It is not uncommon in western Nebraska to see soybean seeding delayed until after irrigated corn is planted, and to do it in 30-inch rows and at >160,000 seeds/ac. Assuming that yield penalties for late planting are lower for corn than for soybean, that typically there are fewer soybean acres to plant, and that market prices of soybean (~$8.00/bu) are higher than corn (~$3.00/bu), we outline potential savings from incorporating the following practices:
- Seeding soybeans before corn (10 days earlier than traditional) – $20 to $112/ac;
- Seeding soybeans in 15-inch rather than 30-inch rows with modest 3 bu/ac yield increase – $24/ac;
- Reducing seeding rates from 160,000 to 120,000 seeds/acre – $15/ac; and
- Eliminating late season chemigation with 50 lbs of N/ac – $20/ac.
Among these four production factors, early planting is the one factor that soybean growers in the region most often overlook and therefore lose the opportunity to increase their profit margins substantially. Therefore, the real question is what should we plant first in southwest Nebraska: corn or soybeans? The answer is: soybeans.
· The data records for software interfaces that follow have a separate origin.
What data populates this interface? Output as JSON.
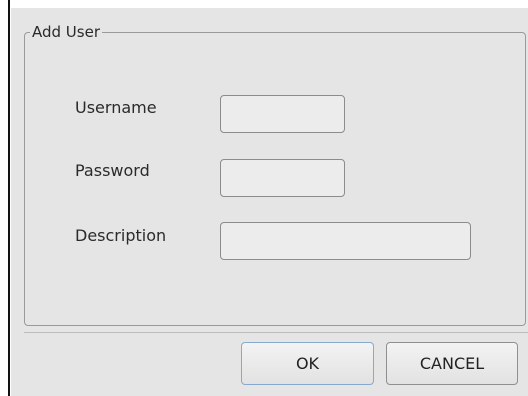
{
  "dialog": {
    "group_title": "Add User",
    "fields": [
      {
        "label": "Username",
        "value": "",
        "placeholder": ""
      },
      {
        "label": "Password",
        "value": "",
        "placeholder": ""
      },
      {
        "label": "Description",
        "value": "",
        "placeholder": ""
      }
    ],
    "buttons": {
      "ok_label": "OK",
      "cancel_label": "CANCEL"
    }
  },
  "colors": {
    "dialog_background": "#e5e5e5",
    "input_background": "#ececec",
    "ok_border_accent": "#86a9cf"
  }
}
We can look to Iowa State University research for supporting data (Klein, 2009). Corn planted between April 20 and May 5 achieved 100% yield potential. Depending on year-to-year variability 99% of yield potential could still be achieved with corn planted before May 20. In the three-year study, significant yield reductions occurred only once and that was when corn planting dates were extended to late May or June. In southwest Nebraska research in 2018/2019, we observed daily yield penalties of 0.2-1.0 bu/ac/day for corn planted after May 1 (Stepanovic, 2020b; two year data).
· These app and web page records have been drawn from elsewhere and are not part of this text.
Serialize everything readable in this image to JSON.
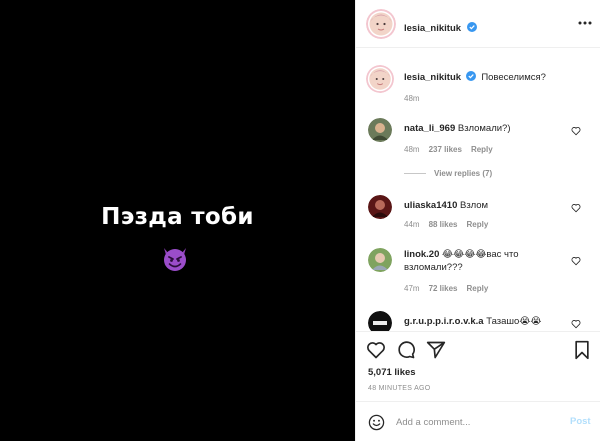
{
  "post": {
    "media_text": "Пэзда тоби",
    "media_emoji": "devil-emoji"
  },
  "header": {
    "username": "lesia_nikituk",
    "verified": true,
    "more_icon": "more-icon"
  },
  "caption": {
    "username": "lesia_nikituk",
    "text": "Повеселимся?",
    "time": "48m"
  },
  "comments": [
    {
      "username": "nata_li_969",
      "text": "Взломали?)",
      "time": "48m",
      "likes": "237 likes",
      "reply": "Reply"
    },
    {
      "username": "uliaska1410",
      "text": "Взлом",
      "time": "44m",
      "likes": "88 likes",
      "reply": "Reply"
    },
    {
      "username": "linok.20",
      "text": "😂😂😂😂вас что взломали???",
      "time": "47m",
      "likes": "72 likes",
      "reply": "Reply"
    },
    {
      "username": "g.r.u.p.p.i.r.o.v.k.a",
      "text": "Тазашо😭😭",
      "time": "",
      "likes": "",
      "reply": ""
    }
  ],
  "view_replies": "View replies (7)",
  "actions": {
    "likes": "5,071 likes",
    "time_ago": "48 MINUTES AGO"
  },
  "add_comment": {
    "placeholder": "Add a comment...",
    "post_label": "Post"
  },
  "colors": {
    "accent": "#0095f6",
    "verified": "#3897f0",
    "muted": "#8e8e8e",
    "media_bg": "#000000"
  }
}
The real question is what should we plant first to achieve optimal profitability in southwest Nebraska: corn or soybeans?
The answer is soybeans.
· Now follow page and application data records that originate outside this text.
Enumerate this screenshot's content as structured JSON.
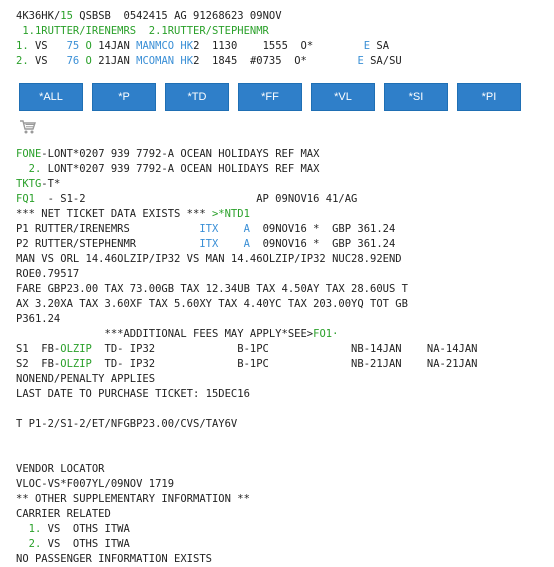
{
  "pnr_header": {
    "record_locator": "4K36HK",
    "slash": "/",
    "agent_num": "15",
    "pcc": " QSBSB  0542415 AG 91268623 09NOV"
  },
  "passengers": {
    "p1_num": "1.1",
    "p1_name": "RUTTER/IRENEMRS  ",
    "p2_num": "2.1",
    "p2_name": "RUTTER/STEPHENMR"
  },
  "segments": [
    {
      "num": "1.",
      "airline": " VS  ",
      "flight": " 75",
      "class": " O",
      "date": " 14JAN ",
      "route": "MANMCO",
      "sp": " ",
      "status": "HK",
      "rest": "2  1130    1555  O*        ",
      "e": "E",
      "tail": " SA"
    },
    {
      "num": "2.",
      "airline": " VS  ",
      "flight": " 76",
      "class": " O",
      "date": " 21JAN ",
      "route": "MCOMAN",
      "sp": " ",
      "status": "HK",
      "rest": "2  1845  #0735  O*        ",
      "e": "E",
      "tail": " SA/SU"
    }
  ],
  "buttons": [
    "*ALL",
    "*P",
    "*TD",
    "*FF",
    "*VL",
    "*SI",
    "*PI"
  ],
  "icons": {
    "cart": "shopping-cart"
  },
  "phone": {
    "label": "FONE",
    "line1": "-LONT*0207 939 7792-A OCEAN HOLIDAYS REF MAX",
    "line2_num": "  2.",
    "line2": " LONT*0207 939 7792-A OCEAN HOLIDAYS REF MAX"
  },
  "ticketing": {
    "label": "TKTG",
    "value": "-T*"
  },
  "fq": {
    "label": "FQ1",
    "line": "  - S1-2                           AP 09NOV16 41/AG",
    "net_text": "*** NET TICKET DATA EXISTS *** ",
    "net_link": ">*NTD1",
    "p1_pre": "P1 RUTTER/IRENEMRS           ",
    "p1_itx": "ITX",
    "p1_sp": "    ",
    "p1_a": "A",
    "p1_post": "  09NOV16 *  GBP 361.24",
    "p2_pre": "P2 RUTTER/STEPHENMR          ",
    "p2_itx": "ITX",
    "p2_sp": "    ",
    "p2_a": "A",
    "p2_post": "  09NOV16 *  GBP 361.24",
    "fare_lines": [
      "MAN VS ORL 14.46OLZIP/IP32 VS MAN 14.46OLZIP/IP32 NUC28.92END",
      "ROE0.79517",
      "FARE GBP23.00 TAX 73.00GB TAX 12.34UB TAX 4.50AY TAX 28.60US T",
      "AX 3.20XA TAX 3.60XF TAX 5.60XY TAX 4.40YC TAX 203.00YQ TOT GB",
      "P361.24"
    ],
    "fees_pre": "              ***ADDITIONAL FEES MAY APPLY*SEE>",
    "fees_link": "FO1·",
    "s1_pre": "S1  FB-",
    "s1_fb": "OLZIP",
    "s1_post": "  TD- IP32             B-1PC             NB-14JAN    NA-14JAN",
    "s2_pre": "S2  FB-",
    "s2_fb": "OLZIP",
    "s2_post": "  TD- IP32             B-1PC             NB-21JAN    NA-21JAN",
    "nonend": "NONEND/PENALTY APPLIES",
    "last_date": "LAST DATE TO PURCHASE TICKET: 15DEC16"
  },
  "ticket_line": "T P1-2/S1-2/ET/NFGBP23.00/CVS/TAY6V",
  "vendor": {
    "title": "VENDOR LOCATOR",
    "line": "VLOC-VS*F007YL/09NOV 1719"
  },
  "osi": {
    "title": "** OTHER SUPPLEMENTARY INFORMATION **",
    "carrier": "CARRIER RELATED",
    "items": [
      {
        "num": "  1.",
        "text": " VS  OTHS ITWA"
      },
      {
        "num": "  2.",
        "text": " VS  OTHS ITWA"
      }
    ]
  },
  "footer": "NO PASSENGER INFORMATION EXISTS",
  "colors": {
    "green": "#2aa02a",
    "blue": "#3a8fd6",
    "button": "#2f7fc9"
  }
}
We strongly recommend soybean farmers in western Nebraska evaluate their seeding and fertility practices and consider implementing changes that could lead to a more profitable crop.
I would like to thank my interns Ognjen Zivkovic, Jovan Radojicic, Milica Boganovic as well as our farm technician Justin Richardson for their hard work on this project. We also thank Jim and Troy Kemling who allowed us to do this research on their farm. Lastly, we thank the Nebraska Soybean Board. Without their financial support, this project would not have been possible.
Stepanovic Strahinja, Arsenijevic Nemanja, Ugljic Zaim. 2018a. Is Late Season N Fertilization Warranted for Irrigated Soybean in Western Nebraska? Nebraska Extension Crop Watch
Stepanovic Strahinja, Thompson L., Glewen K. 2018b. How Row Spacng Affects Irrigated Soybean in Southwest Nebraska. Nebraska Extension Crop Watch
Stepanovic Strahinja. 2020a. Soybean Fertility Study in Western NE: What is Limiting High Yield and Protein?. Nebraska Extension Crop Watch
Stepanovic Strahinja. 2020b. Impact of Hybrid Selection, Planting Date, and Seeding Rates on Dryland Corn in Western Nebraska. Nebraska Extension Crop Watch
Jasa Paul. 2010. Recommendations for Avoiding Sidewall Compaction at Planting. Nebraska Extension Crop Watch
Elmore Roger, Specht J., Rees J., Grassini P., Glewen K. 2014. Why Planting Soybean Early Improves Yield Potential. Nebraska Extension Crop Watch
Specht Jim, Rees J., Zoubek G., Glewen K., VanDeWalle B., Schneider J., Varner D., Vyhnalek A.. 2012. Soybean Planting Date – When and Why. Nebraska Extension Cicrular EC145
Klein Bob. 2009. How Corn Planting Date Can Affect Yield. Nebraska Extension Crop Watch